Work to be completed: Take every line of the material below that includes the string "Barang" and copy it out.

Raw data:
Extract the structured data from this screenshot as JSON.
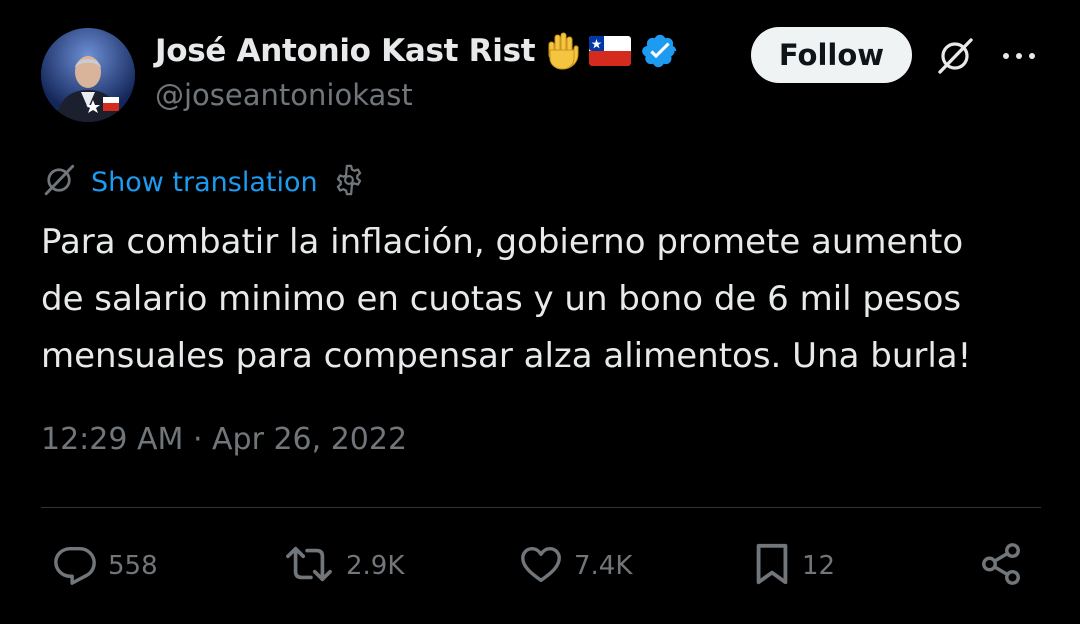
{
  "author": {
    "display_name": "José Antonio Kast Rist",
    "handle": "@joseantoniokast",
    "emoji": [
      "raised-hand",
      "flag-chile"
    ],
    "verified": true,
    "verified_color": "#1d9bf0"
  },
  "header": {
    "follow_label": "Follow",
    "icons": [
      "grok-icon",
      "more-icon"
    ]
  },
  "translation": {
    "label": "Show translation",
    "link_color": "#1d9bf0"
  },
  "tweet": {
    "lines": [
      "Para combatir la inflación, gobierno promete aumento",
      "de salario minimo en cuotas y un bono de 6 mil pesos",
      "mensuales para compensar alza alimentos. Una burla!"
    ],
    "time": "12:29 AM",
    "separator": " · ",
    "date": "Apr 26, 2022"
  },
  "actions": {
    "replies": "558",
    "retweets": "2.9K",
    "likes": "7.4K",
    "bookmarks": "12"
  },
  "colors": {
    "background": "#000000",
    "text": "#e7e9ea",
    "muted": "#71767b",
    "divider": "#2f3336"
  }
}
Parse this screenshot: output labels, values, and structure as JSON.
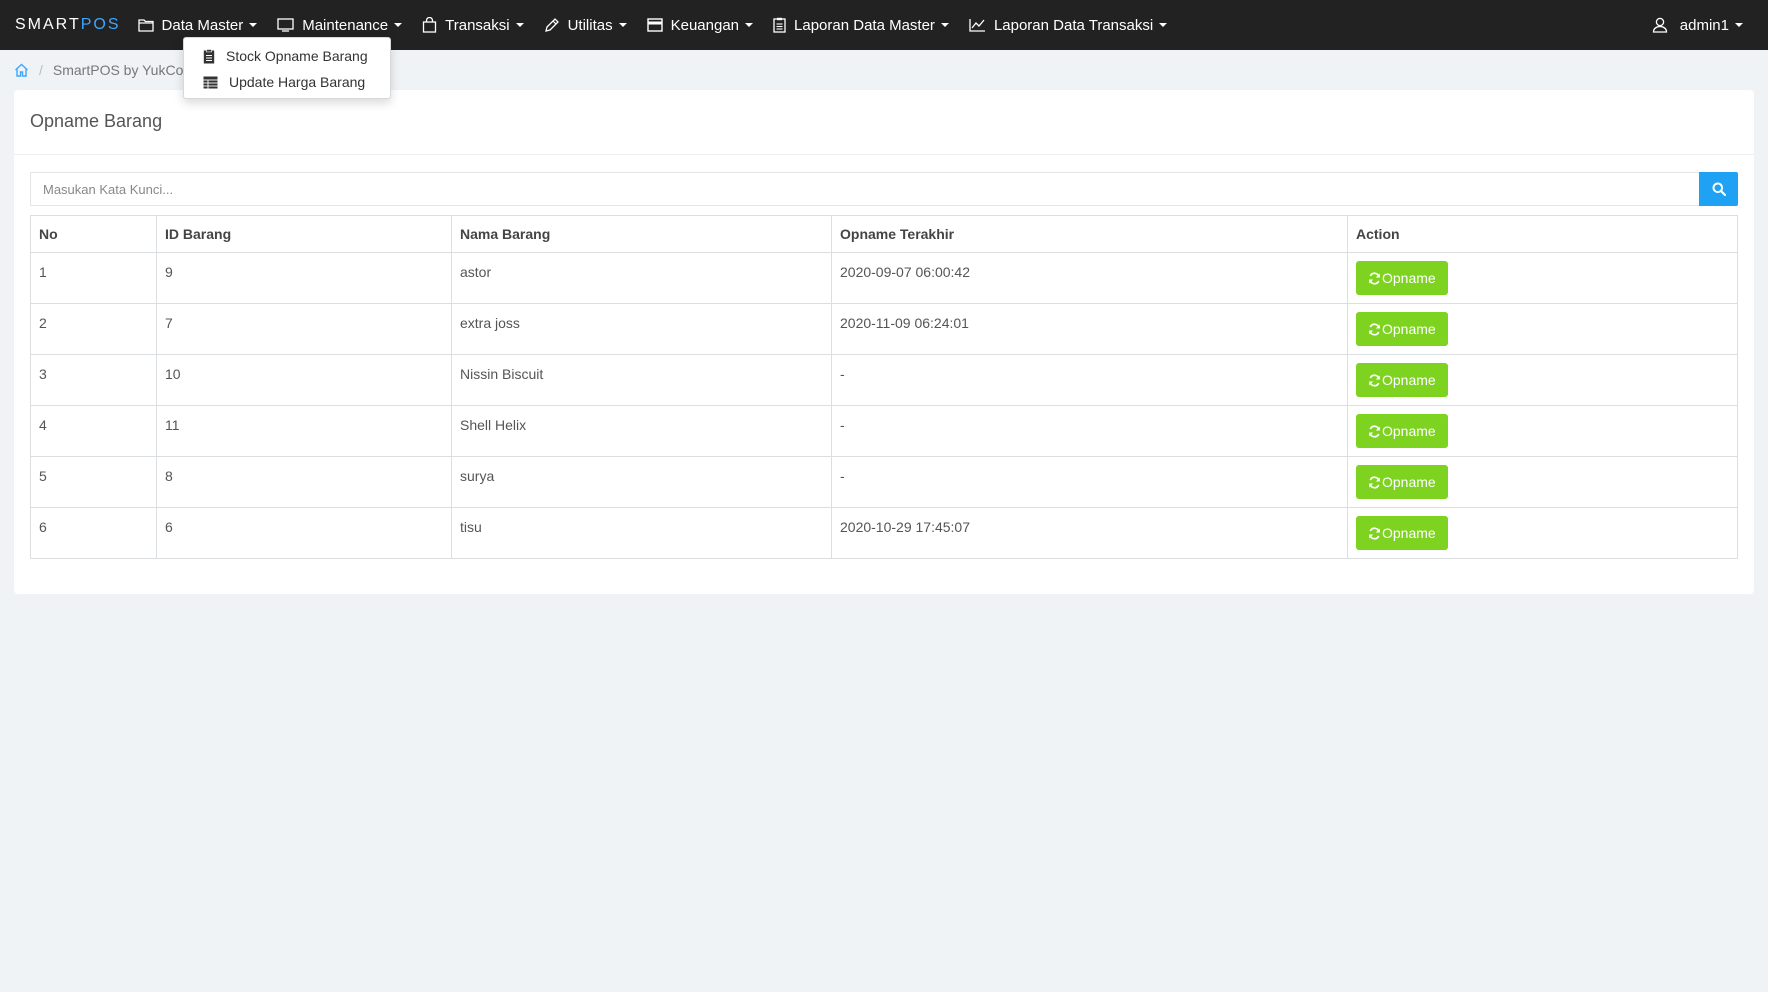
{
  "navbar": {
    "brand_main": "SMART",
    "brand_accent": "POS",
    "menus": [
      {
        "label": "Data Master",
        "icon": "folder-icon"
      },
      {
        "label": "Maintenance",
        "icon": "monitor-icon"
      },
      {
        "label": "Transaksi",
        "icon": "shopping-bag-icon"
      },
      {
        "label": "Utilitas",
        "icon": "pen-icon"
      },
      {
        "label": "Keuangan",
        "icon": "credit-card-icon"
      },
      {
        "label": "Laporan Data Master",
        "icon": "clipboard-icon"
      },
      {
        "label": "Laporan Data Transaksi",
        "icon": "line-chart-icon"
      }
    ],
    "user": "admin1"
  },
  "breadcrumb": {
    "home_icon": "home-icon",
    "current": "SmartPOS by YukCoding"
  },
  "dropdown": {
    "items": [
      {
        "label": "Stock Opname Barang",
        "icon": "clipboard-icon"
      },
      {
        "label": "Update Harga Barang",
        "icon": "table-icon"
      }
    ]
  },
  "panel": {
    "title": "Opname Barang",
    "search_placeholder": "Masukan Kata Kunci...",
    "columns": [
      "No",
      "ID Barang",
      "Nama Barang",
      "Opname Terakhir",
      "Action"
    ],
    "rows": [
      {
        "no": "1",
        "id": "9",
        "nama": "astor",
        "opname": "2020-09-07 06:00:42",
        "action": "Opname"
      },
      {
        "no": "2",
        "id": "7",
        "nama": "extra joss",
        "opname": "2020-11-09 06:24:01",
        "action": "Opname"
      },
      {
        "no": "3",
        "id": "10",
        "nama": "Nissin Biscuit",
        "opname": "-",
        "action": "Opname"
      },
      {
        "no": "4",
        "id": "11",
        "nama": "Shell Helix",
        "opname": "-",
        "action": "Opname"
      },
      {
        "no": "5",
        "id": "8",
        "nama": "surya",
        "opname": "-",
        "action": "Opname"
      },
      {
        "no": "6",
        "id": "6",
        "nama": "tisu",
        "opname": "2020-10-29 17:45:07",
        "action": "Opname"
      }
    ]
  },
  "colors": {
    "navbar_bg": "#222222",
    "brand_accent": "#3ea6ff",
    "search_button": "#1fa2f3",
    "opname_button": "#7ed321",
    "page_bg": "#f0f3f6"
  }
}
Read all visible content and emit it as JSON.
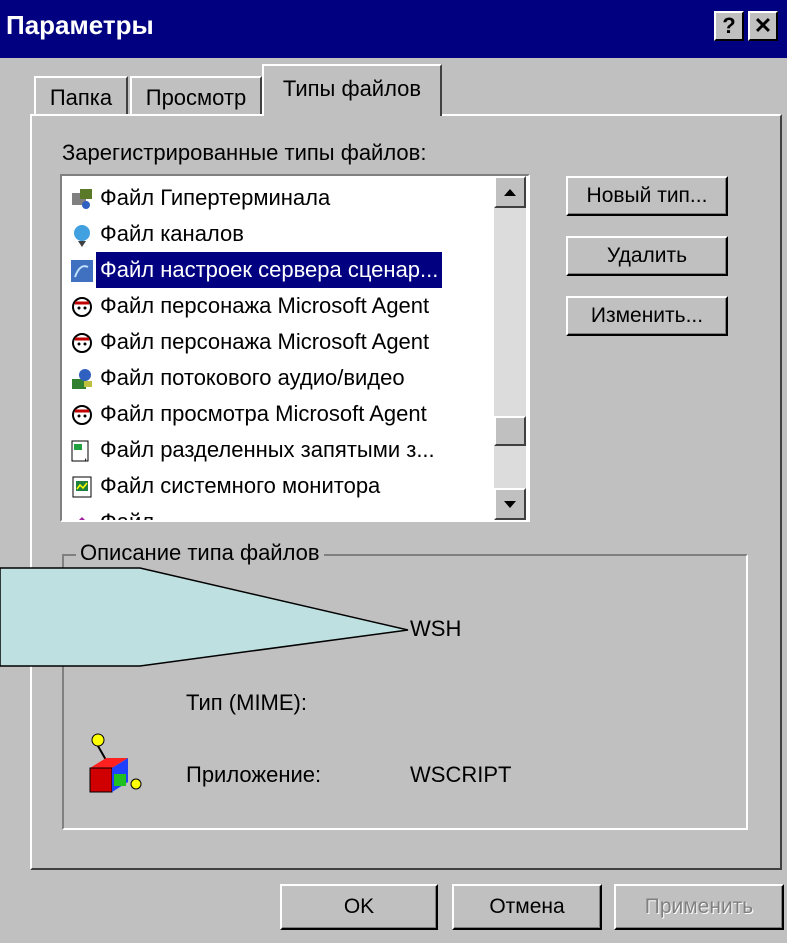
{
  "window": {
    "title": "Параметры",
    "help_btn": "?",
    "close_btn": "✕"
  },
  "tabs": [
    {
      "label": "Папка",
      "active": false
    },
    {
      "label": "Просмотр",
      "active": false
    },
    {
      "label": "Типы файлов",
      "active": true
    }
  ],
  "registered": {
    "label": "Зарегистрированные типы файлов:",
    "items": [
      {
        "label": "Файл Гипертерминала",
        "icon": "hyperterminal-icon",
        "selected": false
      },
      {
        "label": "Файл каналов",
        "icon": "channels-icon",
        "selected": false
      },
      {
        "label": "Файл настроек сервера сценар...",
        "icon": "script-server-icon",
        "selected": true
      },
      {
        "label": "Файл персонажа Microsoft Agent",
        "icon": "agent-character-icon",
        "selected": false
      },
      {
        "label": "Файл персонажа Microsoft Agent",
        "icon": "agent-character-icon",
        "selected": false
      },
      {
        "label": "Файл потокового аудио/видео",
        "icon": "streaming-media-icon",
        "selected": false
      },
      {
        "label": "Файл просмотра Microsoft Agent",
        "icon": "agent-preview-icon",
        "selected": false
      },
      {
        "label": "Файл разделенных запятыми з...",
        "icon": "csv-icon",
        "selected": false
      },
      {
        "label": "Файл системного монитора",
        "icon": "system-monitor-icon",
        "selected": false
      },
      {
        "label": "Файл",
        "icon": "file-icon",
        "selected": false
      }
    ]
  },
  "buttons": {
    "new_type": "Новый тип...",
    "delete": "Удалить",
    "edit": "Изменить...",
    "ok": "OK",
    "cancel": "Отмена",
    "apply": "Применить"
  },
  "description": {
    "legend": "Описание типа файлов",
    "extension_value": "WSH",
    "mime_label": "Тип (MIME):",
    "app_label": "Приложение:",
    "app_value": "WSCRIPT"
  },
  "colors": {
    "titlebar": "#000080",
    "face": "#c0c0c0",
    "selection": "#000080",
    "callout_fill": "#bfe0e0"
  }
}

Solution for this task:
        "label": "Stock Opname Barang",
        "label": "Update Harga Barang",
    "title": "Opname Barang",
      "ID Barang",
      "Nama Barang",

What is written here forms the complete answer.